◆ **Exercise instructions**
Exactly repeat all the records below, omitting the images they hold.

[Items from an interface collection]
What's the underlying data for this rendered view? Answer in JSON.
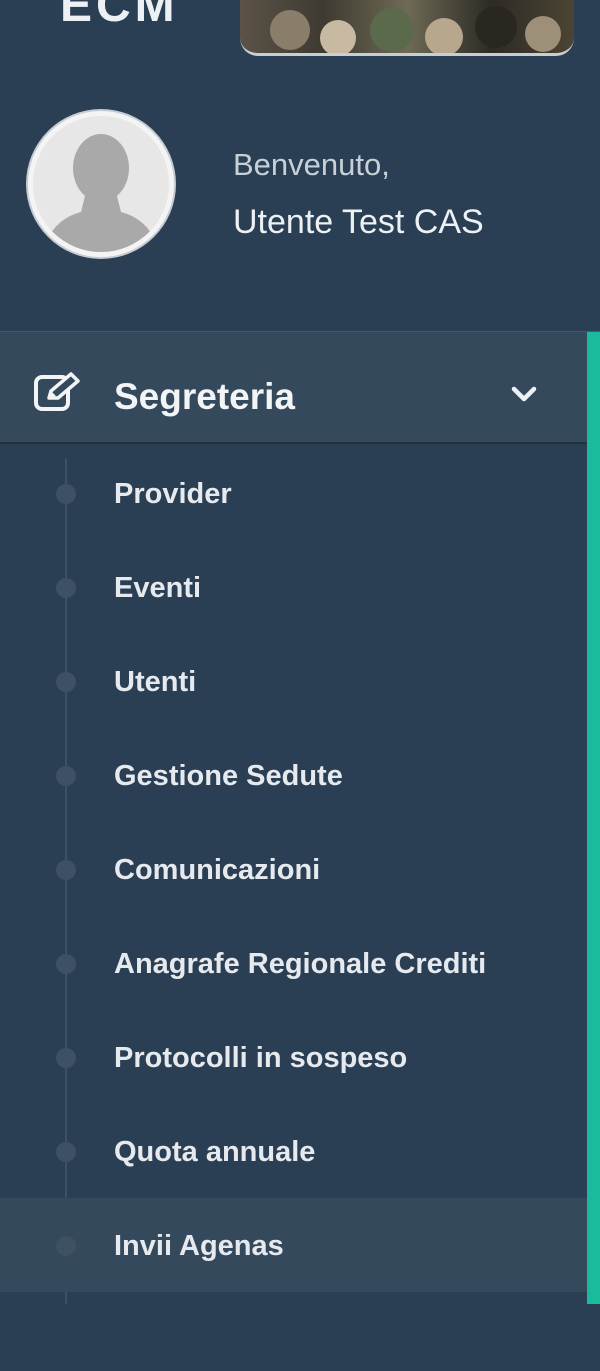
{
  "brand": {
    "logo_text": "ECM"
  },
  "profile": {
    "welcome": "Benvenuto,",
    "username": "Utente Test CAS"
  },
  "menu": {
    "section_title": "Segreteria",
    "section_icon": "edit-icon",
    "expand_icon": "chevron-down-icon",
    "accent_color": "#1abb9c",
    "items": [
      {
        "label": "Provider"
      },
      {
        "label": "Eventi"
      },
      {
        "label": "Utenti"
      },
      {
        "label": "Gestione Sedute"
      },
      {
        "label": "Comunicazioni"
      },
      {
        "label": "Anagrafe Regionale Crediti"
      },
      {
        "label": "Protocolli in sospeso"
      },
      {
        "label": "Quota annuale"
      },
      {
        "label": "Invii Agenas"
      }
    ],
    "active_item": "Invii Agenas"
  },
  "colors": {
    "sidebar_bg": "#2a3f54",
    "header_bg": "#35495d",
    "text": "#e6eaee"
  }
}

◆ **Written response**
What's the underlying data for this rendered view? Answer in JSON.
{
  "brand": {
    "logo_text": "ECM"
  },
  "profile": {
    "welcome": "Benvenuto,",
    "username": "Utente Test CAS"
  },
  "menu": {
    "section_title": "Segreteria",
    "section_icon": "edit-icon",
    "expand_icon": "chevron-down-icon",
    "accent_color": "#1abb9c",
    "items": [
      {
        "label": "Provider"
      },
      {
        "label": "Eventi"
      },
      {
        "label": "Utenti"
      },
      {
        "label": "Gestione Sedute"
      },
      {
        "label": "Comunicazioni"
      },
      {
        "label": "Anagrafe Regionale Crediti"
      },
      {
        "label": "Protocolli in sospeso"
      },
      {
        "label": "Quota annuale"
      },
      {
        "label": "Invii Agenas"
      }
    ],
    "active_item": "Invii Agenas"
  },
  "colors": {
    "sidebar_bg": "#2a3f54",
    "header_bg": "#35495d",
    "text": "#e6eaee"
  }
}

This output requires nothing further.